→ **Task goal**: With the images omitted, return all of the entries exactly as they stand.

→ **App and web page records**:
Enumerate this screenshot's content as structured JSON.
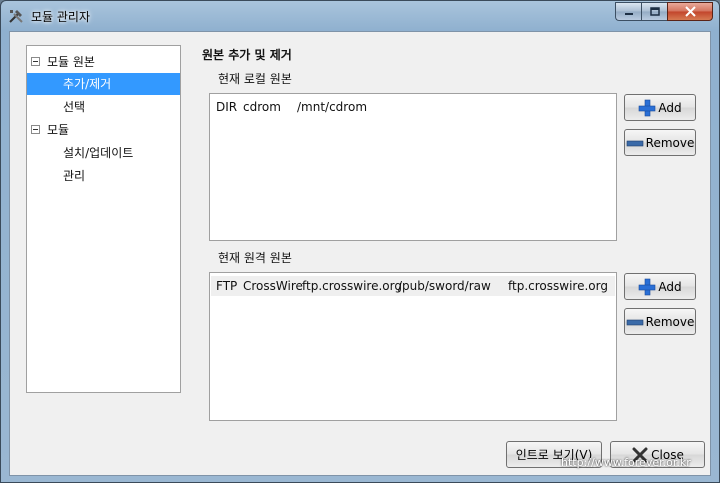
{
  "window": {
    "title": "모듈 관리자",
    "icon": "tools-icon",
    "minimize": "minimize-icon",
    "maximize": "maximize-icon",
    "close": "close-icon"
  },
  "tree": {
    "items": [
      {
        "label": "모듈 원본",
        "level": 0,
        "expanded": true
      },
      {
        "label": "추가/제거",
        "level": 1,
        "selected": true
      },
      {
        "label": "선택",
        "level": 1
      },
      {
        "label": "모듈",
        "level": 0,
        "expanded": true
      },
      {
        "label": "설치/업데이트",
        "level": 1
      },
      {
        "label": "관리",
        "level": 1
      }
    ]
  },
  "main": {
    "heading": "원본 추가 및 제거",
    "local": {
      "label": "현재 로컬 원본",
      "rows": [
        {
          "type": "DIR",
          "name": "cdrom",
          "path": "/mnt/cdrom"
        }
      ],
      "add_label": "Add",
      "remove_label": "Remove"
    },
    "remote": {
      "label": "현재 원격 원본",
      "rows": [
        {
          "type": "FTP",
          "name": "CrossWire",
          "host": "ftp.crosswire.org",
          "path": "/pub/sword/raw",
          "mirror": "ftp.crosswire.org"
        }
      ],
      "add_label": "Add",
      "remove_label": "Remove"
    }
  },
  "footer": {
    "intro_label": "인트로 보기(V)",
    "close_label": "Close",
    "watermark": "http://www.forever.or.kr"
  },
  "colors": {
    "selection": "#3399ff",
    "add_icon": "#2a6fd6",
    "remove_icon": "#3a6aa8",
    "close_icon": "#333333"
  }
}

→ **Response for this exercise**:
Enumerate this screenshot's content as structured JSON.
{
  "window": {
    "title": "모듈 관리자",
    "icon": "tools-icon",
    "minimize": "minimize-icon",
    "maximize": "maximize-icon",
    "close": "close-icon"
  },
  "tree": {
    "items": [
      {
        "label": "모듈 원본",
        "level": 0,
        "expanded": true
      },
      {
        "label": "추가/제거",
        "level": 1,
        "selected": true
      },
      {
        "label": "선택",
        "level": 1
      },
      {
        "label": "모듈",
        "level": 0,
        "expanded": true
      },
      {
        "label": "설치/업데이트",
        "level": 1
      },
      {
        "label": "관리",
        "level": 1
      }
    ]
  },
  "main": {
    "heading": "원본 추가 및 제거",
    "local": {
      "label": "현재 로컬 원본",
      "rows": [
        {
          "type": "DIR",
          "name": "cdrom",
          "path": "/mnt/cdrom"
        }
      ],
      "add_label": "Add",
      "remove_label": "Remove"
    },
    "remote": {
      "label": "현재 원격 원본",
      "rows": [
        {
          "type": "FTP",
          "name": "CrossWire",
          "host": "ftp.crosswire.org",
          "path": "/pub/sword/raw",
          "mirror": "ftp.crosswire.org"
        }
      ],
      "add_label": "Add",
      "remove_label": "Remove"
    }
  },
  "footer": {
    "intro_label": "인트로 보기(V)",
    "close_label": "Close",
    "watermark": "http://www.forever.or.kr"
  },
  "colors": {
    "selection": "#3399ff",
    "add_icon": "#2a6fd6",
    "remove_icon": "#3a6aa8",
    "close_icon": "#333333"
  }
}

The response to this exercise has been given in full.